Massachusetts has come out on top in a recent report published by the National Association of Insurance Commissioners. In a state-by-state study of auto insurance premiums, the NAIC report found that during the period from 2007 to 2009 Massachusetts saw a 12.7% decrease in personal auto insurance premiums, the largest decrease in the nation.
The average personal auto insurance premium in Massachusetts fell from approximately $1056.92 to $923.11 during the 2007-2009 time period totaling a median savings of $133.80. The Division of Insurance notes that this decrease also occurred at the same time when manage competition was being implemented in the Commonwealth.
“Managed competition helped Massachusetts drivers see premiums drop at a higher rate than the rest of the country, a benefit we expected to be part of this reform,” said Commissioner Murphy. “Consumers have a larger choice of company, coverage and cost under this system, and shopping around for auto insurance can maximize those benefits.”
Managed competition officially started in the Commonwealth in April 2008 to open “…up the marketplace to allow insurance companies to set their own rates and compete for customer’s business.” Since this transition, says the DOI, Massachusetts has added 13 new insurance companies in addition to the 19 already established here under the old system.
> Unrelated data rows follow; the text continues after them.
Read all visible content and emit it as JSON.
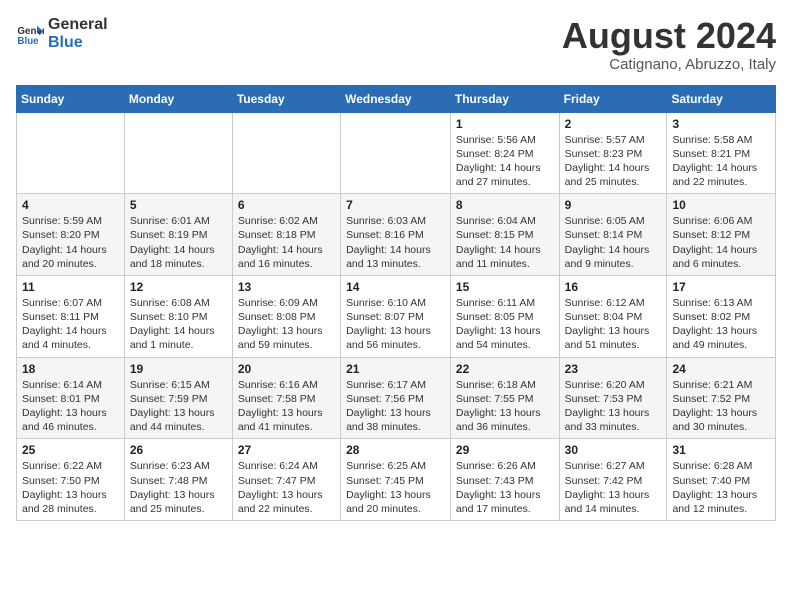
{
  "logo": {
    "line1": "General",
    "line2": "Blue"
  },
  "title": "August 2024",
  "subtitle": "Catignano, Abruzzo, Italy",
  "days_of_week": [
    "Sunday",
    "Monday",
    "Tuesday",
    "Wednesday",
    "Thursday",
    "Friday",
    "Saturday"
  ],
  "weeks": [
    [
      {
        "day": "",
        "info": ""
      },
      {
        "day": "",
        "info": ""
      },
      {
        "day": "",
        "info": ""
      },
      {
        "day": "",
        "info": ""
      },
      {
        "day": "1",
        "info": "Sunrise: 5:56 AM\nSunset: 8:24 PM\nDaylight: 14 hours and 27 minutes."
      },
      {
        "day": "2",
        "info": "Sunrise: 5:57 AM\nSunset: 8:23 PM\nDaylight: 14 hours and 25 minutes."
      },
      {
        "day": "3",
        "info": "Sunrise: 5:58 AM\nSunset: 8:21 PM\nDaylight: 14 hours and 22 minutes."
      }
    ],
    [
      {
        "day": "4",
        "info": "Sunrise: 5:59 AM\nSunset: 8:20 PM\nDaylight: 14 hours and 20 minutes."
      },
      {
        "day": "5",
        "info": "Sunrise: 6:01 AM\nSunset: 8:19 PM\nDaylight: 14 hours and 18 minutes."
      },
      {
        "day": "6",
        "info": "Sunrise: 6:02 AM\nSunset: 8:18 PM\nDaylight: 14 hours and 16 minutes."
      },
      {
        "day": "7",
        "info": "Sunrise: 6:03 AM\nSunset: 8:16 PM\nDaylight: 14 hours and 13 minutes."
      },
      {
        "day": "8",
        "info": "Sunrise: 6:04 AM\nSunset: 8:15 PM\nDaylight: 14 hours and 11 minutes."
      },
      {
        "day": "9",
        "info": "Sunrise: 6:05 AM\nSunset: 8:14 PM\nDaylight: 14 hours and 9 minutes."
      },
      {
        "day": "10",
        "info": "Sunrise: 6:06 AM\nSunset: 8:12 PM\nDaylight: 14 hours and 6 minutes."
      }
    ],
    [
      {
        "day": "11",
        "info": "Sunrise: 6:07 AM\nSunset: 8:11 PM\nDaylight: 14 hours and 4 minutes."
      },
      {
        "day": "12",
        "info": "Sunrise: 6:08 AM\nSunset: 8:10 PM\nDaylight: 14 hours and 1 minute."
      },
      {
        "day": "13",
        "info": "Sunrise: 6:09 AM\nSunset: 8:08 PM\nDaylight: 13 hours and 59 minutes."
      },
      {
        "day": "14",
        "info": "Sunrise: 6:10 AM\nSunset: 8:07 PM\nDaylight: 13 hours and 56 minutes."
      },
      {
        "day": "15",
        "info": "Sunrise: 6:11 AM\nSunset: 8:05 PM\nDaylight: 13 hours and 54 minutes."
      },
      {
        "day": "16",
        "info": "Sunrise: 6:12 AM\nSunset: 8:04 PM\nDaylight: 13 hours and 51 minutes."
      },
      {
        "day": "17",
        "info": "Sunrise: 6:13 AM\nSunset: 8:02 PM\nDaylight: 13 hours and 49 minutes."
      }
    ],
    [
      {
        "day": "18",
        "info": "Sunrise: 6:14 AM\nSunset: 8:01 PM\nDaylight: 13 hours and 46 minutes."
      },
      {
        "day": "19",
        "info": "Sunrise: 6:15 AM\nSunset: 7:59 PM\nDaylight: 13 hours and 44 minutes."
      },
      {
        "day": "20",
        "info": "Sunrise: 6:16 AM\nSunset: 7:58 PM\nDaylight: 13 hours and 41 minutes."
      },
      {
        "day": "21",
        "info": "Sunrise: 6:17 AM\nSunset: 7:56 PM\nDaylight: 13 hours and 38 minutes."
      },
      {
        "day": "22",
        "info": "Sunrise: 6:18 AM\nSunset: 7:55 PM\nDaylight: 13 hours and 36 minutes."
      },
      {
        "day": "23",
        "info": "Sunrise: 6:20 AM\nSunset: 7:53 PM\nDaylight: 13 hours and 33 minutes."
      },
      {
        "day": "24",
        "info": "Sunrise: 6:21 AM\nSunset: 7:52 PM\nDaylight: 13 hours and 30 minutes."
      }
    ],
    [
      {
        "day": "25",
        "info": "Sunrise: 6:22 AM\nSunset: 7:50 PM\nDaylight: 13 hours and 28 minutes."
      },
      {
        "day": "26",
        "info": "Sunrise: 6:23 AM\nSunset: 7:48 PM\nDaylight: 13 hours and 25 minutes."
      },
      {
        "day": "27",
        "info": "Sunrise: 6:24 AM\nSunset: 7:47 PM\nDaylight: 13 hours and 22 minutes."
      },
      {
        "day": "28",
        "info": "Sunrise: 6:25 AM\nSunset: 7:45 PM\nDaylight: 13 hours and 20 minutes."
      },
      {
        "day": "29",
        "info": "Sunrise: 6:26 AM\nSunset: 7:43 PM\nDaylight: 13 hours and 17 minutes."
      },
      {
        "day": "30",
        "info": "Sunrise: 6:27 AM\nSunset: 7:42 PM\nDaylight: 13 hours and 14 minutes."
      },
      {
        "day": "31",
        "info": "Sunrise: 6:28 AM\nSunset: 7:40 PM\nDaylight: 13 hours and 12 minutes."
      }
    ]
  ]
}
Of those 13, three of the four of the nation’s largest carriers, GEICO, Progressive and Allstate have opened up for business here.
The NAIC’s annual report was created in response to the rise in interest and attention now placed on auto insurance rates across the country.